Material for the task.
_ _ _

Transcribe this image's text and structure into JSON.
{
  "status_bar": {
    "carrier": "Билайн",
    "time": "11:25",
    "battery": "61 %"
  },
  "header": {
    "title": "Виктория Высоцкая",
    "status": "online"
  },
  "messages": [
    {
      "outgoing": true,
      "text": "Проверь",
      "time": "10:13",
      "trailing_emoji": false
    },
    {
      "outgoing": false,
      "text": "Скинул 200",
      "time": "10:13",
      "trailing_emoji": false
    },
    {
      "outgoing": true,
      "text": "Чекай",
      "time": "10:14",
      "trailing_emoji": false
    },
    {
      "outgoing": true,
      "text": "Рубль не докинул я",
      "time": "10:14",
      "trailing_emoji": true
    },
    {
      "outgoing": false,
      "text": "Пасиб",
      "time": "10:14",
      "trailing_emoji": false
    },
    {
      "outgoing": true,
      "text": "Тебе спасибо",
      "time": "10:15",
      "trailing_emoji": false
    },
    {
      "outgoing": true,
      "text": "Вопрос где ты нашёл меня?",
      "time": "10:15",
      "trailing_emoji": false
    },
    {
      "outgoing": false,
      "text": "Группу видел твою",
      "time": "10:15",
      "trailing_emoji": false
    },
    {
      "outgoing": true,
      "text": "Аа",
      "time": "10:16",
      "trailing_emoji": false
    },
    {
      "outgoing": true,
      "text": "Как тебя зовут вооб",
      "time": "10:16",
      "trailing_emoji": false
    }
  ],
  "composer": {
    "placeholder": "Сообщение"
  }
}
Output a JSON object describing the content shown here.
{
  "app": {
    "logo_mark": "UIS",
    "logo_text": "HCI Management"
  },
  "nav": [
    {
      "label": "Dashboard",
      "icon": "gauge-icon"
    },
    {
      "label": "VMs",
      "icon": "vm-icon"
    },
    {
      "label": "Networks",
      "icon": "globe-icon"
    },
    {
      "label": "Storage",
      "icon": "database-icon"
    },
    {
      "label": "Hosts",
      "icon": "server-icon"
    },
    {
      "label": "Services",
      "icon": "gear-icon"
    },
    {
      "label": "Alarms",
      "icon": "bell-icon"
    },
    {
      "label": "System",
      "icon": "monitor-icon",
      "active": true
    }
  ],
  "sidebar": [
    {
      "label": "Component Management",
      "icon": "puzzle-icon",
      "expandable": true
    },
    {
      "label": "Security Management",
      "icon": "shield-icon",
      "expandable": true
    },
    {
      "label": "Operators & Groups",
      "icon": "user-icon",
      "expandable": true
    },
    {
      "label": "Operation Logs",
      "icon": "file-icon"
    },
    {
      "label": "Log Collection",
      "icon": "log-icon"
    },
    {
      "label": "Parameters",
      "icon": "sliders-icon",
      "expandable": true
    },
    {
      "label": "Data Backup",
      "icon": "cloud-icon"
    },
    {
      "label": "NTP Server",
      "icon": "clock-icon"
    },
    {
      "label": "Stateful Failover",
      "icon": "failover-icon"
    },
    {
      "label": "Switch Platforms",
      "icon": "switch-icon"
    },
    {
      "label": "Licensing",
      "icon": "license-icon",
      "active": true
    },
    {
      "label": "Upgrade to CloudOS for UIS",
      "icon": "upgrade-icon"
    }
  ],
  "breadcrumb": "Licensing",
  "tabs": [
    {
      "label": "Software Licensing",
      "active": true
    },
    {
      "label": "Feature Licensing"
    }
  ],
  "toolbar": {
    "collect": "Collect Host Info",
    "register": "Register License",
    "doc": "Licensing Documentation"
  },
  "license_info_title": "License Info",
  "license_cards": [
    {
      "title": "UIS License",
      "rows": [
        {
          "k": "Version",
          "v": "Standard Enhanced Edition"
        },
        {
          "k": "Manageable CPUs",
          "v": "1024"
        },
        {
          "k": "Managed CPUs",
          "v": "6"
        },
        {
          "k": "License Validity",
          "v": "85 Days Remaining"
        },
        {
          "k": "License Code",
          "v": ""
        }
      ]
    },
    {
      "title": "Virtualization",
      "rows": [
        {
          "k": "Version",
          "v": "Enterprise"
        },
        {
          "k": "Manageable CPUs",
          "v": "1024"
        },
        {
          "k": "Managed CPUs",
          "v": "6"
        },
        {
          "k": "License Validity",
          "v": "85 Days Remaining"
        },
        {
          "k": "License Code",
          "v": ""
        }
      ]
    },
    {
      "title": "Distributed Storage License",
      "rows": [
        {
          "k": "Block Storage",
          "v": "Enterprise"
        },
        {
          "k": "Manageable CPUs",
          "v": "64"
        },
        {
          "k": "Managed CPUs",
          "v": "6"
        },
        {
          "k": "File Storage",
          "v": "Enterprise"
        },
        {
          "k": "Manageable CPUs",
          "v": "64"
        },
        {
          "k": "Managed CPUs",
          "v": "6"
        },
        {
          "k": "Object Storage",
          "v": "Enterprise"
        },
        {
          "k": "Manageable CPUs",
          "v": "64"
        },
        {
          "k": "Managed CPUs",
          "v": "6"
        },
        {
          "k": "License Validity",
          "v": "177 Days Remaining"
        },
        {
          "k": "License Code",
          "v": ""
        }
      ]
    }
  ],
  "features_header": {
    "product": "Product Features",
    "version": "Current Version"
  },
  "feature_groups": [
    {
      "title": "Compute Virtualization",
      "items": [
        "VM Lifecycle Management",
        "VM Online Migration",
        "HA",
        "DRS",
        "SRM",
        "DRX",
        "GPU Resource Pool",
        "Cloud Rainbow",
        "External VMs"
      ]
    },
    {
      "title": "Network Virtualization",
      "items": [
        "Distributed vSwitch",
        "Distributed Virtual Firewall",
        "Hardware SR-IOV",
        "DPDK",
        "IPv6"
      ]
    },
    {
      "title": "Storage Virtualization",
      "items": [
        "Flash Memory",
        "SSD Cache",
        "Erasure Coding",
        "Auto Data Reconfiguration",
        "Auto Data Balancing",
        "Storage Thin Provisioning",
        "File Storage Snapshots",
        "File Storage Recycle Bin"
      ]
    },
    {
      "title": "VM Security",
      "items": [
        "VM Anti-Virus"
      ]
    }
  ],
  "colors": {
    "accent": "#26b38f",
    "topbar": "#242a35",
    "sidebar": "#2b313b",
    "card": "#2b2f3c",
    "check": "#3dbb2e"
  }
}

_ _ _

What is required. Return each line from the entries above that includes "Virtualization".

Response area.
      "title": "Virtualization",
      "title": "Compute Virtualization",
      "title": "Network Virtualization",
      "title": "Storage Virtualization",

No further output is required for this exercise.